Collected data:
>>>>

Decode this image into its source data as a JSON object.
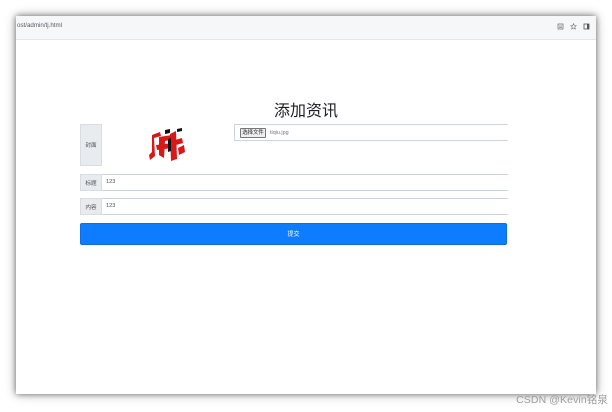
{
  "browser": {
    "address": "ost/admin/tj.html",
    "icons": [
      "bookmark-list-icon",
      "star-icon",
      "window-icon"
    ]
  },
  "form": {
    "title": "添加资讯",
    "cover_label": "封面",
    "file_button_label": "选择文件",
    "file_name": "tiqiu.jpg",
    "title_label": "标题",
    "title_value": "123",
    "content_label": "内容",
    "content_value": "123",
    "submit_label": "提交"
  },
  "watermark": {
    "text": "CSDN @Kevin铭泉"
  },
  "colors": {
    "primary": "#0d7cff",
    "cover_red": "#d81818",
    "cover_black": "#111111"
  }
}
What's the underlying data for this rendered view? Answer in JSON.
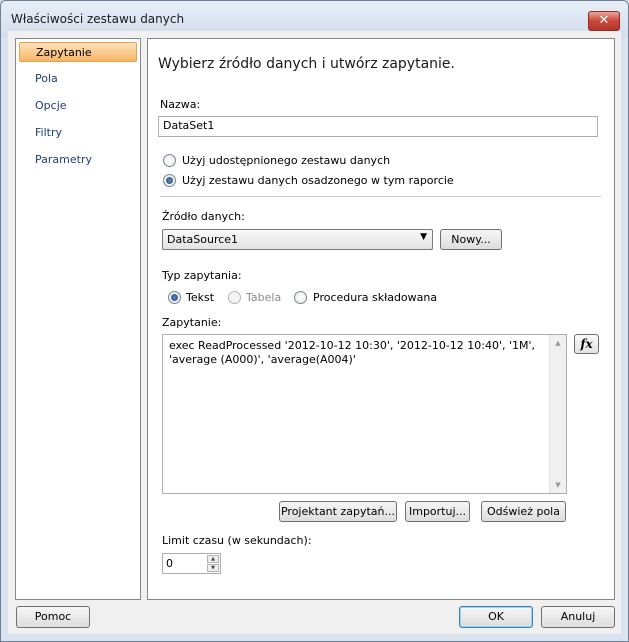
{
  "window": {
    "title": "Właściwości zestawu danych",
    "close_glyph": "✕"
  },
  "nav": {
    "items": [
      {
        "label": "Zapytanie",
        "selected": true
      },
      {
        "label": "Pola",
        "selected": false
      },
      {
        "label": "Opcje",
        "selected": false
      },
      {
        "label": "Filtry",
        "selected": false
      },
      {
        "label": "Parametry",
        "selected": false
      }
    ]
  },
  "main": {
    "heading": "Wybierz źródło danych i utwórz zapytanie.",
    "name_label": "Nazwa:",
    "name_value": "DataSet1",
    "shared_option": "Użyj udostępnionego zestawu danych",
    "embedded_option": "Użyj zestawu danych osadzonego w tym raporcie",
    "source_label": "Źródło danych:",
    "source_value": "DataSource1",
    "new_button": "Nowy...",
    "query_type_label": "Typ zapytania:",
    "type_text": "Tekst",
    "type_table": "Tabela",
    "type_proc": "Procedura składowana",
    "query_label": "Zapytanie:",
    "query_text": "exec ReadProcessed '2012-10-12 10:30', '2012-10-12 10:40', '1M', 'average (A000)', 'average(A004)'",
    "fx_label": "fx",
    "designer_button": "Projektant zapytań...",
    "import_button": "Importuj...",
    "refresh_button": "Odśwież pola",
    "timeout_label": "Limit czasu (w sekundach):",
    "timeout_value": "0"
  },
  "footer": {
    "help_button": "Pomoc",
    "ok_button": "OK",
    "cancel_button": "Anuluj"
  }
}
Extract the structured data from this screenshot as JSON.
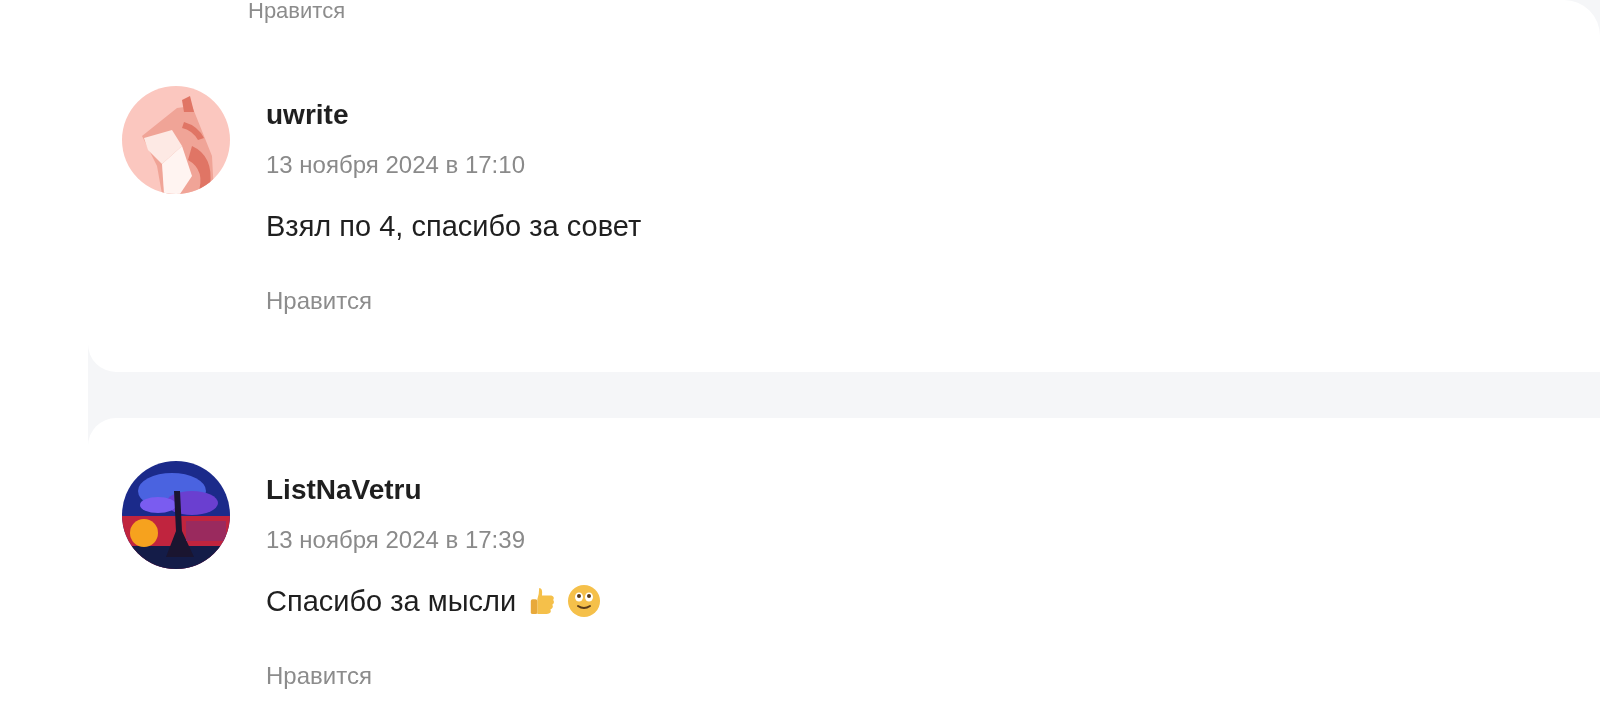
{
  "previous_comment": {
    "like_label": "Нравится"
  },
  "comments": [
    {
      "author": "uwrite",
      "date": "13 ноября 2024 в 17:10",
      "text": "Взял по 4, спасибо за совет",
      "like_label": "Нравится"
    },
    {
      "author": "ListNaVetru",
      "date": "13 ноября 2024 в 17:39",
      "text": "Спасибо за мысли",
      "emoji": [
        {
          "kind": "thumbs_up"
        },
        {
          "kind": "smiling_face"
        }
      ],
      "like_label": "Нравится"
    }
  ]
}
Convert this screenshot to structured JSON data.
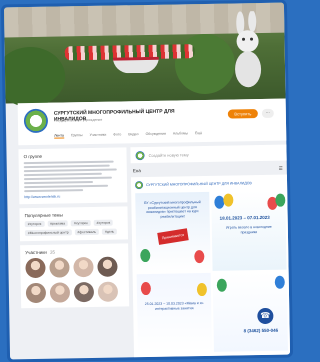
{
  "header": {
    "org_name": "СУРГУТСКИЙ МНОГОПРОФИЛЬНЫЙ ЦЕНТР ДЛЯ ИНВАЛИДОВ",
    "org_subtitle": "Государственное учреждение",
    "join_label": "Вступить",
    "more_label": "...",
    "tabs": [
      "Лента",
      "Группы",
      "Участники",
      "Фото",
      "Видео",
      "Обсуждения",
      "Альбомы",
      "Ещё"
    ]
  },
  "about": {
    "title": "О группе",
    "link": "http://www.smolensk.ru"
  },
  "topics": {
    "title": "Популярные темы",
    "chips": [
      "#хуторок",
      "#реклама",
      "#хуторок",
      "#хуторок",
      "#Многопрофильный центр",
      "#фестиваль",
      "#день"
    ]
  },
  "members": {
    "title": "Участники",
    "count": "35",
    "avatar_colors": [
      "#8a6a5a",
      "#b9a08e",
      "#d2b7a8",
      "#6e5b52",
      "#a28777",
      "#c5a99a",
      "#7c6a63",
      "#d9c3b6"
    ]
  },
  "feed": {
    "composer_placeholder": "Создайте новую тему",
    "section_label": "Ена",
    "post_org": "СУРГУТСКИЙ МНОГОПРОФИЛЬНЫЙ ЦЕНТР ДЛЯ ИНВАЛИДОВ",
    "tile_a_text": "БУ «Сургутский многопрофильный реабилитационный центр для инвалидов» приглашает на курс реабилитации!",
    "tile_a_badge": "Принимаются",
    "tile_b_date": "18.01.2023 – 07.01.2023",
    "tile_b_text": "Играть весело в новогодние праздники",
    "tile_c_text": "25.01.2023 – 10.03.2023 «Мама и я» интерактивные занятия",
    "tile_d_number": "8 (3462) 550-046"
  },
  "colors": {
    "accent": "#ee8208",
    "brand": "#1f5fb0"
  }
}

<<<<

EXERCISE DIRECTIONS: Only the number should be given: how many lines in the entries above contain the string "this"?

TASK SOLUTION: 4